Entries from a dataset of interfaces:

########################################

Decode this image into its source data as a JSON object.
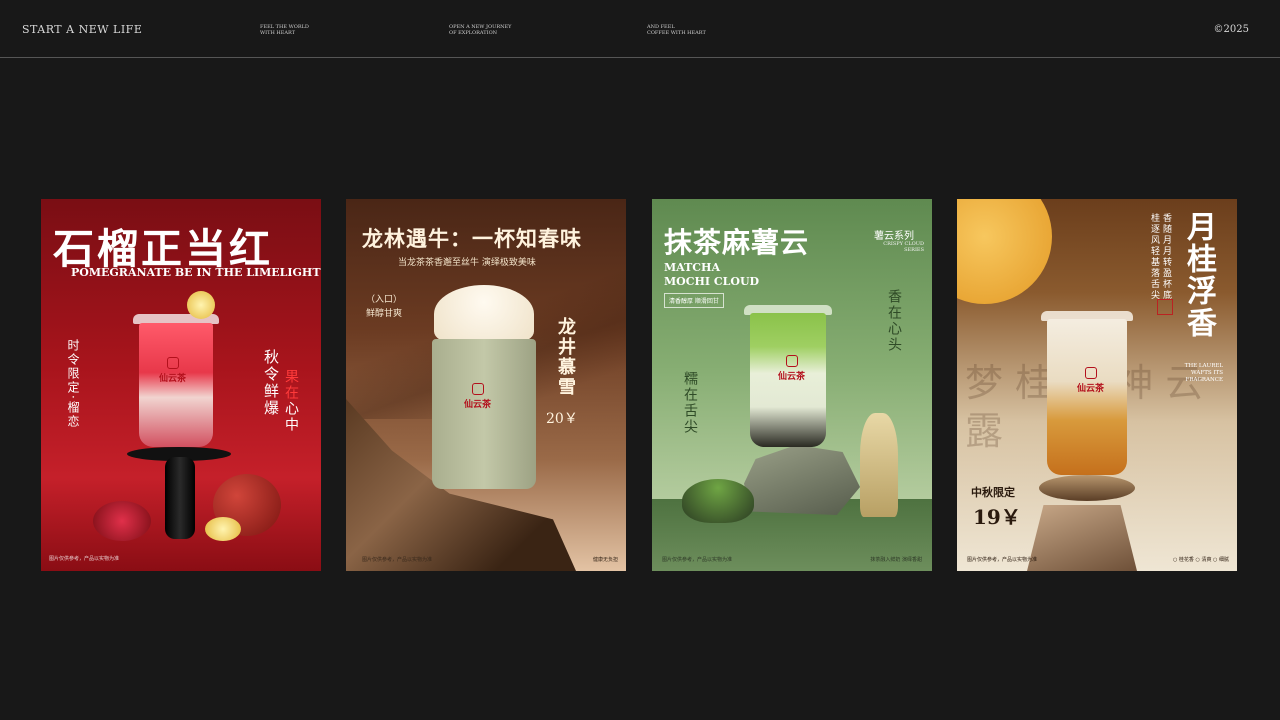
{
  "header": {
    "brand": "START A NEW LIFE",
    "nav": [
      {
        "line1": "FEEL THE WORLD",
        "line2": "WITH HEART"
      },
      {
        "line1": "OPEN A NEW JOURNEY",
        "line2": "OF EXPLORATION"
      },
      {
        "line1": "AND FEEL",
        "line2": "COFFEE WITH HEART"
      }
    ],
    "copyright": "©2025"
  },
  "posters": [
    {
      "title": "石榴正当红",
      "subtitle": "POMEGRANATE  BE IN THE LIMELIGHT",
      "left_vertical": "时令限定·榴恋",
      "right_vertical_1": "秋令鲜爆",
      "right_vertical_2_red": "果在",
      "right_vertical_2_rest": "心中",
      "brand_logo": "仙云茶",
      "footer": "图片仅供参考，产品以实物为准",
      "bg_color": "#a8141c"
    },
    {
      "title": "龙林遇牛：一杯知春味",
      "subtitle": "当龙茶茶香邂至丝牛   演绎极致美味",
      "left_line1": "（入口）",
      "left_line2": "鲜醇甘爽",
      "right_vertical": "龙井慕雪",
      "price": "20￥",
      "brand_logo": "仙云茶",
      "footer_left": "图片仅供参考，产品以实物为准",
      "footer_right": "健康无负担",
      "bg_color": "#6b3b22"
    },
    {
      "title": "抹茶麻薯云",
      "en_line1": "MATCHA",
      "en_line2": "MOCHI CLOUD",
      "tag": "清香醇厚   顺滑回甘",
      "series": "薯云系列",
      "series_en": "CRISPY CLOUD SERIES",
      "right_vertical": "香在心头",
      "left_vertical": "糯在舌尖",
      "brand_logo": "仙云茶",
      "footer_left": "图片仅供参考，产品以实物为准",
      "footer_right": "抹茶融入鲜奶  演绎香甜",
      "bg_color": "#86ad72"
    },
    {
      "title_vertical": "月桂浮香",
      "poem_1": "香随月月转盈杯底",
      "poem_2": "桂逐风轻基落舌尖",
      "en": "THE LAUREL WAFTS ITS FRAGRANCE",
      "limited": "中秋限定",
      "price": "19￥",
      "calligraphy": "梦 桂 香 神 云 露",
      "brand_logo": "仙云茶",
      "footer_left": "图片仅供参考，产品以实物为准",
      "footer_right": "○ 桂花香  ○ 清爽  ○ 细腻",
      "bg_color": "#8a5a2e"
    }
  ]
}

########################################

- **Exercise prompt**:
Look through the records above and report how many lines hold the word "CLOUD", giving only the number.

- **Task response**:
2